How Sleep Deprivation Can Make You Fat
There’s a lot to be said for Benjamin Franklin’s saying - “Early to bed, early to rise makes one healthy, wealthy, and wise.” Getting the required amount of sleep your body needs each night is one of the best ways to maintain a healthy metabolic rate, not to mention slow the ageing process while you’re at it! The amount of sleep your body requires can vary from person to person, but for most people the best part of 8 hours a night tends to be ideal in order to fully reboot.
Our body uses the time we’re asleep to go to work recovering from the stresses and strains of the day, in preparation for the next – a little like refueling the car at the gas station - so when we get less sleep than our body needs we accumulate what’s referred to as a ‘sleep debt’.
Every time you get less sleep than required, the sleep deficit or debt accumulates and the bigger it grows, the harder it is to pay back. What’s more the hours sleep we accumulate before midnight are the most beneficial because they account for double the hours we get past midnight. This is related to the activity of our stress hormones – cortisol and adrenalin - which reach their lowest point around midnight when our body is supposed to be asleep and slowly starts to rise and peak by 8am, when we need to be alert and stimulated for the day ahead.

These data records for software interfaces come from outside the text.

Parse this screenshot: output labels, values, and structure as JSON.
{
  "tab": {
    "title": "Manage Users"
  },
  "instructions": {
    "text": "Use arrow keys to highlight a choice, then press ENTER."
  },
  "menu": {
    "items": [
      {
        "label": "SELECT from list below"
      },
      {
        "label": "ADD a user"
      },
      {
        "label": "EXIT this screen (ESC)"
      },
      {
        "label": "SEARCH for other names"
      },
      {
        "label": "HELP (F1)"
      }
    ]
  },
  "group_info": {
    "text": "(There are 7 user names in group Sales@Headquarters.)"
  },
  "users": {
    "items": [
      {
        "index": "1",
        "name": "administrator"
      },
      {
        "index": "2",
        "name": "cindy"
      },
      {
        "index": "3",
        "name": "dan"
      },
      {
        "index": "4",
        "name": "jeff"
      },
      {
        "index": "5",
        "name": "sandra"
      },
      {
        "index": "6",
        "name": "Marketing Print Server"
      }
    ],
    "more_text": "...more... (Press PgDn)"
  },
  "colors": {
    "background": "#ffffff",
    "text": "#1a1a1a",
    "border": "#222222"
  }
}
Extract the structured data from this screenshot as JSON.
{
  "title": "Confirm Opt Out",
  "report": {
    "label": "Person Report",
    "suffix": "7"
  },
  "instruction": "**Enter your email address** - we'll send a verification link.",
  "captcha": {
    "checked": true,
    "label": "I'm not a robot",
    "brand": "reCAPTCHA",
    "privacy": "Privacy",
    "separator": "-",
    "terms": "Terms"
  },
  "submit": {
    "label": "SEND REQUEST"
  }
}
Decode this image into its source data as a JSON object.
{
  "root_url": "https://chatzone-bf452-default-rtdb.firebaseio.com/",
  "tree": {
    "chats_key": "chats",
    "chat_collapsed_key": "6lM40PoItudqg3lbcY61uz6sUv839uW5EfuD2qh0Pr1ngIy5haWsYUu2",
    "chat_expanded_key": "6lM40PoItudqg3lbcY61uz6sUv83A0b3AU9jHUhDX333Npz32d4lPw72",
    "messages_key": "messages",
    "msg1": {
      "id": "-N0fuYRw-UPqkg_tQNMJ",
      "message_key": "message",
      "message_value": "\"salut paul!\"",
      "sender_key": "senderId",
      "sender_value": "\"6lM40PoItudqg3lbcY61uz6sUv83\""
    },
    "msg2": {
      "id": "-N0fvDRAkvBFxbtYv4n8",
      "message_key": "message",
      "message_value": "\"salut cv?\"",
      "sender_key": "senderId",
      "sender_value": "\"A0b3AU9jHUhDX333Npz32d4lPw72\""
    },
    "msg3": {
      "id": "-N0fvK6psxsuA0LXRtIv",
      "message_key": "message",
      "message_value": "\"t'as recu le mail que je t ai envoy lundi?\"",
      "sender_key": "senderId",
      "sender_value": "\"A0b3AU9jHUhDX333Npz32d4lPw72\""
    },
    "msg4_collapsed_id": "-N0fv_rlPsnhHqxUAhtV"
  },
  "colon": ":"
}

But when we push our body to stay up past 12 am, our body is forced to stay stimulated and it will do this through the production of excess cortisol, rather than winding down and regenerating for the next day. This is where long term sleep deprivation - or accumulating a sleep debt can impact on our metabolic weight. I wrote a previous post on how stress can damage your metabolic rate and long term sleep deprivation is form of stress to the body.
Another reason chronic sleep deprivation can impact on our metabolic rate, (leading to subsequent weight gain), relates to our liver activity. Around 6pm each day our liver function begins to slow down in preparation for storing glycogen – (stored glucose) for energy use the next day.
When we stay up late at night, we force the liver to delve into our glycogen reserves, depleting our energy stores for use the next day. In these instances our body is forced to release stress hormones from our adrenal glands to keep us going. These hormones also accelerate our heart rate, increase our blood pressure, and suppress our immunity – leaving us more susceptible to infection from colds and flu. The combination of excess stress hormones and too little glycogen (stored glucose) causes us to crave sugar. If you indulge in sweet / high sugar carbohydrates at night, the excess load of sugar dumped into the bloodstream, overstimulates our pancreas to produce too much of another hormone, insulin - especially if you eat these foods on an empty stomach.
Excess production of insulin causes our cells to absorb too much sugar causing hypoglycaemia - low blood sugar. Hypoglycaemia causes us to feel tired, irritable, and lightheaded as well as crave more sugar- and so the vicious cycle repeats itself throughout the entire day, as we oscillate between continuous sugar highs and lows. You may recall in another post I explained how sugar is more fattening than most fats.
So if your goal is to sheds some excess pounds, consider your sleep patterns as part of a healthy weight loss plan.
If you think you may be suffering the effects of chronic sleep deprivation, remember these facts:
A sleep debt cannot be repaid in one long stint, eg: sleeping in 3 extra hours on a Sunday, after a week of sleep deprivation.
The best way to pay off a chronic sleep debt is to tack on an extra hours sleep each night.
Listen to your body by going to bed when you are tired rather than pushing through or taking stimulants such as coffee to stay awake. Fatigue is the body’s way of signaling it has run out of juice and needs sleep to restore.
When you reach a point of waking naturally (without the need for an alarm) and feel refreshed – without the need for coffee to kick start your engine, you know you have paid off your sleep debt. Expect to sleep upwards of 10 hrs each night when recovering from a chronic sleep debt. As the days pass the amount of time sleep will gradually decrease. This may take weeks to months.
Tips to ensure a restful night’s sleep
Avoid stimulating activities past 8pm – this includes using computers, speaking on the mobile and engaging in deep conversations. Even watching TV can be over stimulating for some.
Aim for relaxing activities in the hours leading up to bed time
Avoid drinking coffee or black and green tea past lunch time.
Avoid eating sugar late at night
Avoid eating within three hours of going to bed and eat a lighter meal in the evening such as soup and salad or fish and steamed or stir fried green vegetables.